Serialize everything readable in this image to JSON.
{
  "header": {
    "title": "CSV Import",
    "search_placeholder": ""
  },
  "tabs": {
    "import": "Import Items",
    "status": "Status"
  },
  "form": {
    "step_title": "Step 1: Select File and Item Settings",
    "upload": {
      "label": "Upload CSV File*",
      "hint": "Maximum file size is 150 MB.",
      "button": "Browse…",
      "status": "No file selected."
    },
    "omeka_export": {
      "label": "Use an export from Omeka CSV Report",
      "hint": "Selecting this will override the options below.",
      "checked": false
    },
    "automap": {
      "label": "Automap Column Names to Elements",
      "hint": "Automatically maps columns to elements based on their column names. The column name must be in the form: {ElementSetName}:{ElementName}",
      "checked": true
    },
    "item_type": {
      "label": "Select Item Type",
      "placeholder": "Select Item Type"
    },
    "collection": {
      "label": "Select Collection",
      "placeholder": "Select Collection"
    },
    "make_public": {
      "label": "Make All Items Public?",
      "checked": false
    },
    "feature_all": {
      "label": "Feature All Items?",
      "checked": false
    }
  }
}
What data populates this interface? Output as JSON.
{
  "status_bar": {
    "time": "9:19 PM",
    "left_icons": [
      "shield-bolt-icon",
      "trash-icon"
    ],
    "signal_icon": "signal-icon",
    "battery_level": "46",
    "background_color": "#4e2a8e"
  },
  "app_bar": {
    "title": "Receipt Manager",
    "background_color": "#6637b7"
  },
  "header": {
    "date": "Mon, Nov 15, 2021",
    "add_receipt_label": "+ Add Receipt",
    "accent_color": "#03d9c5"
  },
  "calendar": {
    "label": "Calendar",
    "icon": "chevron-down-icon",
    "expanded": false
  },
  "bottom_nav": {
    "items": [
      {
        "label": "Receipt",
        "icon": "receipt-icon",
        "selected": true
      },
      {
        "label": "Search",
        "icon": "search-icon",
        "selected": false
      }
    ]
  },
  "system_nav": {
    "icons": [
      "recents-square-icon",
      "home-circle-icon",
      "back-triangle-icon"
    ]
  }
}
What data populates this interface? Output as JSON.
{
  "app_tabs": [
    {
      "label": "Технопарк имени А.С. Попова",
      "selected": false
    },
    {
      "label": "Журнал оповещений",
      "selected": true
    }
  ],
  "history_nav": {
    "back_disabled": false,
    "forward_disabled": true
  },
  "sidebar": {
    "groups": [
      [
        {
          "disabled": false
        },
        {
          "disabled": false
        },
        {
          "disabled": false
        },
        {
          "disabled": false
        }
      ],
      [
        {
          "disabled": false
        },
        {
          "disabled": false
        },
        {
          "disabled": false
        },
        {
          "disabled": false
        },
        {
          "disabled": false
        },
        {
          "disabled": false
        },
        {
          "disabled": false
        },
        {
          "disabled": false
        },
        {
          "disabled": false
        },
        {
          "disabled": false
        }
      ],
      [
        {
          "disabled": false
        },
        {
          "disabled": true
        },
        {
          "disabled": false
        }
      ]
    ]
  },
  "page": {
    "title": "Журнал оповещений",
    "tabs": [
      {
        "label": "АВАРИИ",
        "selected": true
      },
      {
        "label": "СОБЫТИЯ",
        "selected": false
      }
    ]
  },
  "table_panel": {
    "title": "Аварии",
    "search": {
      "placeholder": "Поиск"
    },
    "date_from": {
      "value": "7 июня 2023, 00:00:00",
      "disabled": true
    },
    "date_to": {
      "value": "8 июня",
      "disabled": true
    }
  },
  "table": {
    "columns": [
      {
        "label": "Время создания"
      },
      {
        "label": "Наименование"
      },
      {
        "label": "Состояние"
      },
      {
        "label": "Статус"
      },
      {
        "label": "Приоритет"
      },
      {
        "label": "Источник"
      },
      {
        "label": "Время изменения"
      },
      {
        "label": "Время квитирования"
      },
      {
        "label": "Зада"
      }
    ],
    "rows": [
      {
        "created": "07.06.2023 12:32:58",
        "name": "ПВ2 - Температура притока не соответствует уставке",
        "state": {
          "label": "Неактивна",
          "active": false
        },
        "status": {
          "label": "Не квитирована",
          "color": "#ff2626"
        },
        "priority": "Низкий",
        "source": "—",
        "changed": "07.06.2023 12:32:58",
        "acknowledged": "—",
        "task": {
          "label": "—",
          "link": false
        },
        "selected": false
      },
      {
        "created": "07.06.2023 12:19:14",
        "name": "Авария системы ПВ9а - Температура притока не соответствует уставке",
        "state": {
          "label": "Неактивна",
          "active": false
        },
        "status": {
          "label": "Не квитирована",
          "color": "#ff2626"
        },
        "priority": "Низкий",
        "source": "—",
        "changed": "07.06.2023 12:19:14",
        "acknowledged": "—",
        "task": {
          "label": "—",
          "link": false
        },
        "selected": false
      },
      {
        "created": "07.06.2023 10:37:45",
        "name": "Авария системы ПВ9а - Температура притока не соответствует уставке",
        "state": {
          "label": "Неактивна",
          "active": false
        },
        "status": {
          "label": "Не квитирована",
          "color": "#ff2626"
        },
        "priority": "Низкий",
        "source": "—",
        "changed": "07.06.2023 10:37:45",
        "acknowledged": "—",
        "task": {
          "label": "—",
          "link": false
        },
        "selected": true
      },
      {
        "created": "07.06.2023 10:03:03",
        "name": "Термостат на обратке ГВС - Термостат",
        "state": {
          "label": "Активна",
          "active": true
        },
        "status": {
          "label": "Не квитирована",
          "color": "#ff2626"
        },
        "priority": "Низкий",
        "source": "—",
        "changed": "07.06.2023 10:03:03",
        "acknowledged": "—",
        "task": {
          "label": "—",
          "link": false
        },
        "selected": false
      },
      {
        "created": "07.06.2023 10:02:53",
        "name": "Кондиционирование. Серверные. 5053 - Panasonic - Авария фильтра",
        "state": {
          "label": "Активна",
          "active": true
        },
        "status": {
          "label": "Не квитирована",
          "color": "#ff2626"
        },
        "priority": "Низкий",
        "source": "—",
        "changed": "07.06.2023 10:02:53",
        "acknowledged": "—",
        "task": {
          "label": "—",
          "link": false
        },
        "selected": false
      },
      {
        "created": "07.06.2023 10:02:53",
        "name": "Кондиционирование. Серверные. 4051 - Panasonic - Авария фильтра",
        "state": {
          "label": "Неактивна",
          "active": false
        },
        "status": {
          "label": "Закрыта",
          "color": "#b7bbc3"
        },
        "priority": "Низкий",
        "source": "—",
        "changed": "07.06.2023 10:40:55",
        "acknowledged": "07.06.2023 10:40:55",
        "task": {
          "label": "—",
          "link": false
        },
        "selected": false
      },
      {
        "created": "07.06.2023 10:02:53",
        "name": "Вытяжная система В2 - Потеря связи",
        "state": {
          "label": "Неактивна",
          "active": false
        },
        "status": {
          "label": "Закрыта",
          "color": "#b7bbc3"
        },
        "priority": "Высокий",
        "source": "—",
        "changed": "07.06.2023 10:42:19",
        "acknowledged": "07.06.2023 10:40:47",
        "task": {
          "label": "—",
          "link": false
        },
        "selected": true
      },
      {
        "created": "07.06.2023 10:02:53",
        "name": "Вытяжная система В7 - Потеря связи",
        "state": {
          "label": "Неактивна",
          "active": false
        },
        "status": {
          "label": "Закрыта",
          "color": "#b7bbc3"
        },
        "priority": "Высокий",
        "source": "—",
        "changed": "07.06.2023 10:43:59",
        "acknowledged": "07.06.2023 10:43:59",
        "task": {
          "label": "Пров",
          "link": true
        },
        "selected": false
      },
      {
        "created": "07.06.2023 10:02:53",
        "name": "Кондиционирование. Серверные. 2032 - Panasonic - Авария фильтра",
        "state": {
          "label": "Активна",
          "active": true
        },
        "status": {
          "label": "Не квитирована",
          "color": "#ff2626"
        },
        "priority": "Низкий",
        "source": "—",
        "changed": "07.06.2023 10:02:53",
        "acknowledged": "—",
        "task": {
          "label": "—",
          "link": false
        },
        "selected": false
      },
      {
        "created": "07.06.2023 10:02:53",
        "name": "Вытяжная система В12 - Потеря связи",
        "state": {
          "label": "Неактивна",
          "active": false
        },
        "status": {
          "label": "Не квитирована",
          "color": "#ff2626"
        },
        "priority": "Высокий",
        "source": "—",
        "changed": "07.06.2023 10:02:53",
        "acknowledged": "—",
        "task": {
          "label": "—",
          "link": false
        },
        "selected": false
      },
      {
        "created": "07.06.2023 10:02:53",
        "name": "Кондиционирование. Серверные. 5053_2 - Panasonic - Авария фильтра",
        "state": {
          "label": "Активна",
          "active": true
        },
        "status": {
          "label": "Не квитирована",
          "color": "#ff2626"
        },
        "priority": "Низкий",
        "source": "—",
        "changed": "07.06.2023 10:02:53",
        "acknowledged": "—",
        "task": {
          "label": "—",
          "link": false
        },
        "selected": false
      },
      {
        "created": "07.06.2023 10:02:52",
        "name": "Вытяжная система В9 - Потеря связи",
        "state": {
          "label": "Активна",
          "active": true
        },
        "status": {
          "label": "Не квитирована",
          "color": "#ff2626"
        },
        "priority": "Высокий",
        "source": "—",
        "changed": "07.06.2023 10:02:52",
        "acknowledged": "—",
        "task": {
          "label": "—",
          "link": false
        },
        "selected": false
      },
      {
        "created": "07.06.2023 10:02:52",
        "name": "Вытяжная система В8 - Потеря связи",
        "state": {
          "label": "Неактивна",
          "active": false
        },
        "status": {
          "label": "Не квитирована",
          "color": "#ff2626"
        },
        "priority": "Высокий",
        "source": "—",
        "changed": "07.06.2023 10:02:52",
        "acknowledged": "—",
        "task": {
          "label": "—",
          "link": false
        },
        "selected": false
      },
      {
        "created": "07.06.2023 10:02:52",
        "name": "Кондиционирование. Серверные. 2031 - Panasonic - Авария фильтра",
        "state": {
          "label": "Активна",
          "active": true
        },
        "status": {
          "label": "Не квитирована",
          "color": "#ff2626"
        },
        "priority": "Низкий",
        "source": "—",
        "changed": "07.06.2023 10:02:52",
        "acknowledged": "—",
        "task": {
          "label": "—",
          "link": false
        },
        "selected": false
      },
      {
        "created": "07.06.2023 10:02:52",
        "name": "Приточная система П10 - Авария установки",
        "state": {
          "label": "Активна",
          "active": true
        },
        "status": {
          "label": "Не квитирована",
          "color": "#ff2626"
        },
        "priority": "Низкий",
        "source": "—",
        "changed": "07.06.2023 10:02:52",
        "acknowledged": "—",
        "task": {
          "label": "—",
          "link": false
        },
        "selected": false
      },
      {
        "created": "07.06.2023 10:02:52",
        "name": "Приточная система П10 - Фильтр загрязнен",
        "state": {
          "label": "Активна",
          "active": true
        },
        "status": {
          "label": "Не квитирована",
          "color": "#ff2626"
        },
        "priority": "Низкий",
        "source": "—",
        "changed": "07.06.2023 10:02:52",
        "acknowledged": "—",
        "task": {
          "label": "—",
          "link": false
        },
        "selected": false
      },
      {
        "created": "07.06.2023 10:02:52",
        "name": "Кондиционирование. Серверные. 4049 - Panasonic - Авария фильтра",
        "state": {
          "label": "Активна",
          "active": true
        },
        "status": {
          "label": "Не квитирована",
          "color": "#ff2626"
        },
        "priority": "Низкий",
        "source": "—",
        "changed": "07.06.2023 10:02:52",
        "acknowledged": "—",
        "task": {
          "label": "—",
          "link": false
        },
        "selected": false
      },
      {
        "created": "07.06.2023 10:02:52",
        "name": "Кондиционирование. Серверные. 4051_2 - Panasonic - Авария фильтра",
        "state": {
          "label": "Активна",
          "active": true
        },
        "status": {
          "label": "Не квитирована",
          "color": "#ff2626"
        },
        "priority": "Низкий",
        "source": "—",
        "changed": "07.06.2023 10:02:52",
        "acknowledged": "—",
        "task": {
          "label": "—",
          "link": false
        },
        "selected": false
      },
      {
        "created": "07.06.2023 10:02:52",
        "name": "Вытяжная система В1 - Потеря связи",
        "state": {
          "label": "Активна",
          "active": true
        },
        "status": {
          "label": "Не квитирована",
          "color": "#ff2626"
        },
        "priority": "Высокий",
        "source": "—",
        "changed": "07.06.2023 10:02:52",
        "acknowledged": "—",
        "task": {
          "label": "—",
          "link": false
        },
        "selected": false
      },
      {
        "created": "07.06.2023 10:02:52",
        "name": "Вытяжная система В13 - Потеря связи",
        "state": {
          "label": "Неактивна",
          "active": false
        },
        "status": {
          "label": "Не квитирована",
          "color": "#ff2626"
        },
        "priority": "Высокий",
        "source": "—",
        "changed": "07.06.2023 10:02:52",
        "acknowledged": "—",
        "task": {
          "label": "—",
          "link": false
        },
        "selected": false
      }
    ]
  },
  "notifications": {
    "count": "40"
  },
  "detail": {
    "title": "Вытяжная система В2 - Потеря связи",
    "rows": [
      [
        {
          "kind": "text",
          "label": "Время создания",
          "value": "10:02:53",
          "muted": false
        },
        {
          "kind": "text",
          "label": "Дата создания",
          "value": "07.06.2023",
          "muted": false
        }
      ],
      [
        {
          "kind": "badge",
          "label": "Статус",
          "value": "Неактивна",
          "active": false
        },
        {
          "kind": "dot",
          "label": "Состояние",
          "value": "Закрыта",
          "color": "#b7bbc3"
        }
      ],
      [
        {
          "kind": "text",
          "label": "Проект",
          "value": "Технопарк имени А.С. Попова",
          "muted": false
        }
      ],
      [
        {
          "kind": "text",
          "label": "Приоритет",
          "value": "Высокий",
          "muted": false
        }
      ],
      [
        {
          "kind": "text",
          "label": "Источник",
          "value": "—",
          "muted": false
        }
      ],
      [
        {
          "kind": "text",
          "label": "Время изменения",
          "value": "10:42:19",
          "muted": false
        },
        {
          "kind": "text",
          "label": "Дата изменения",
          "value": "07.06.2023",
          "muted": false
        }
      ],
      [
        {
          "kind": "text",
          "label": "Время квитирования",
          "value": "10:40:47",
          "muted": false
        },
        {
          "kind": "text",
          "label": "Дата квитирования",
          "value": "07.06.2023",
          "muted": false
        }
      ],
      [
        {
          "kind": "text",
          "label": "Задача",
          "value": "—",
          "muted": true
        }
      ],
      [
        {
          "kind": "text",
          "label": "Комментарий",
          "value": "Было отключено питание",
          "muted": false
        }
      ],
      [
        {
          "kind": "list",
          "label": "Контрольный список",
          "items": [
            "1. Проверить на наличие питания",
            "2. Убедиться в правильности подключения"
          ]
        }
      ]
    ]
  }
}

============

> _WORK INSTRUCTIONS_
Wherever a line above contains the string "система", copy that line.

> _EXERCISE ANSWER_
        "name": "Вытяжная система В2 - Потеря связи",
        "name": "Вытяжная система В7 - Потеря связи",
        "name": "Вытяжная система В12 - Потеря связи",
        "name": "Вытяжная система В9 - Потеря связи",
        "name": "Вытяжная система В8 - Потеря связи",
        "name": "Приточная система П10 - Авария установки",
        "name": "Приточная система П10 - Фильтр загрязнен",
        "name": "Вытяжная система В1 - Потеря связи",
        "name": "Вытяжная система В13 - Потеря связи",
    "title": "Вытяжная система В2 - Потеря связи",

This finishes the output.